Thursday, March 15, 2012


I played chess with my two-year-old daughter yesterday. Before you think I’m raising the next Bobby Fischer, I should let you know that she is only aware of the game’s existence because her older brother plays. She also has her own set of rules, which makes for an exciting and interesting challenge.

We began by setting up the pieces. Now, I’m no chess purist; I really don’t mind if someone calls the rook a castle, and it does not even bother me that much if someone refers to knights as horses. However, my daughter’s naming system raised some eyebrows.

First we set up the “babies” (pawns) in the front row. I like to think I’m open minded, but I think something is wrong with using babies as the first line of defense against attacking hordes. This is chess, not France. Then we set up the back row, with the aforementioned castles and horsies. Next came the fighter jets. I’m not sure how a bishop can be thought to look like a fighter jet, but it really does make the piece sound far more exciting. Last came the princesses. Yes, princesses. My daughter insisted the King and Queen both shed their royal titles and become female. She might be on to something though, as I can think of far more reasons to chase a princess around the board than to chase a slow-moving king.

Once that was accomplished, we began playing. At first, my daughter’s strategy was fairly simple: she did whatever I did. But after a few moves, she grew tired of copying me and started making more unconventional moves. Imagine my surprise when her rook left its home in the back row behind a pawn, leaping across the board diagonally to take out my queen—or princess if you prefer.

Then she increased the pressure by moving several times in succession. It makes it difficult to formulate a strategy when your opponent can move three different pieces into position before you get a chance to respond. I attempted to counter her moves, but the body count was increasing quickly on my side of the board.

Finally came the coup de grace. My two-year-old girl grabbed my king (the other princess) and moved it directly off the board to the pile of captured pieces. Apparently my pieces were now abdicating. Enjoying my surprised response to this move, my daughter proceeded to remove the rest of my pieces in turn, while I watched them pile up like bodies during a medieval plague outbreak. 

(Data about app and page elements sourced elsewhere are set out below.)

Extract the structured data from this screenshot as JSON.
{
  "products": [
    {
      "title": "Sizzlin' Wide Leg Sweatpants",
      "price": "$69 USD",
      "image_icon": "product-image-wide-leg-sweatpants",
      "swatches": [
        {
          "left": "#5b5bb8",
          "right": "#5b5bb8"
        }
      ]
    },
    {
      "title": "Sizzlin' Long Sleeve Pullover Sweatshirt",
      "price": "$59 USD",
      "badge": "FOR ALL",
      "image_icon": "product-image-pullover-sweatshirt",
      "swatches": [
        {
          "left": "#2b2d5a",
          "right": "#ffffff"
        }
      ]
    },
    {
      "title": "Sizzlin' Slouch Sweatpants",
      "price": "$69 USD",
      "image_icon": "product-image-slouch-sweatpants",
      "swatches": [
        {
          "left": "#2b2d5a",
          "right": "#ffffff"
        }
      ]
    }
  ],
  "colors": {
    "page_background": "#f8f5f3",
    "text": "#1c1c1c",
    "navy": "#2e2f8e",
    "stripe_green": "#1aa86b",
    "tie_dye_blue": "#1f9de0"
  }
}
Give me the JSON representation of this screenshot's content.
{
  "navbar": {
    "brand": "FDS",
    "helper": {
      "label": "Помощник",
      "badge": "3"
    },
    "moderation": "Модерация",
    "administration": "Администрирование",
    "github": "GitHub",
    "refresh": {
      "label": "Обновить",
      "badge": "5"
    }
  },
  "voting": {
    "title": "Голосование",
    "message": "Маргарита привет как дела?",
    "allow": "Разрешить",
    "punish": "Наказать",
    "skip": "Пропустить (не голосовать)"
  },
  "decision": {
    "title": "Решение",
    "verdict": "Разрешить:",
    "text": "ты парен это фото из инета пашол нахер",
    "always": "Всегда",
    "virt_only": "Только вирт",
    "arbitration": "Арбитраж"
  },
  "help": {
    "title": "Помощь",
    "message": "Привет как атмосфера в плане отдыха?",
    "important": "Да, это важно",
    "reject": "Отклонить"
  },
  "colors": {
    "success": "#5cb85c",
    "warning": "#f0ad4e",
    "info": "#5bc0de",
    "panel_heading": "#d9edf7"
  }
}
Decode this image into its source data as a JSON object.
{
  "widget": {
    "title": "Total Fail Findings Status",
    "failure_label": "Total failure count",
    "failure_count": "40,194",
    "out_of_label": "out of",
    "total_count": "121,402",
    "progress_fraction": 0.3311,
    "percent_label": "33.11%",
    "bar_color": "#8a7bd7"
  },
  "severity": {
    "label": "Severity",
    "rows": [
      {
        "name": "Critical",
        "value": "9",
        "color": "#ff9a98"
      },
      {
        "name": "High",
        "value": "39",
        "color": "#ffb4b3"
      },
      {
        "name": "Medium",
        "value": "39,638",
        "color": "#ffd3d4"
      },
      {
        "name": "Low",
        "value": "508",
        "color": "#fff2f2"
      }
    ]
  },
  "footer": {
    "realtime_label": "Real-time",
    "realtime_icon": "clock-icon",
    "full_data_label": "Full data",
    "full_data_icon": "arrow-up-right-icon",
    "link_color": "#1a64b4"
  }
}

The end came quickly and mercifully when my last baby stepped off the board to join its infant kin, and my daughter declared herself the victor by reaching across the board, saying, “Good game, Daddy.”

Even though I was bested by this out-of-the-box strategic mastermind, I can’t wait to play her again. I’m interested to see what she comes up with next.

1 comment:

  1. I'm very impressed with Emily imagination but knowing she's following her brothers she has to make a stand for herself. Way to go Emily, my little princess!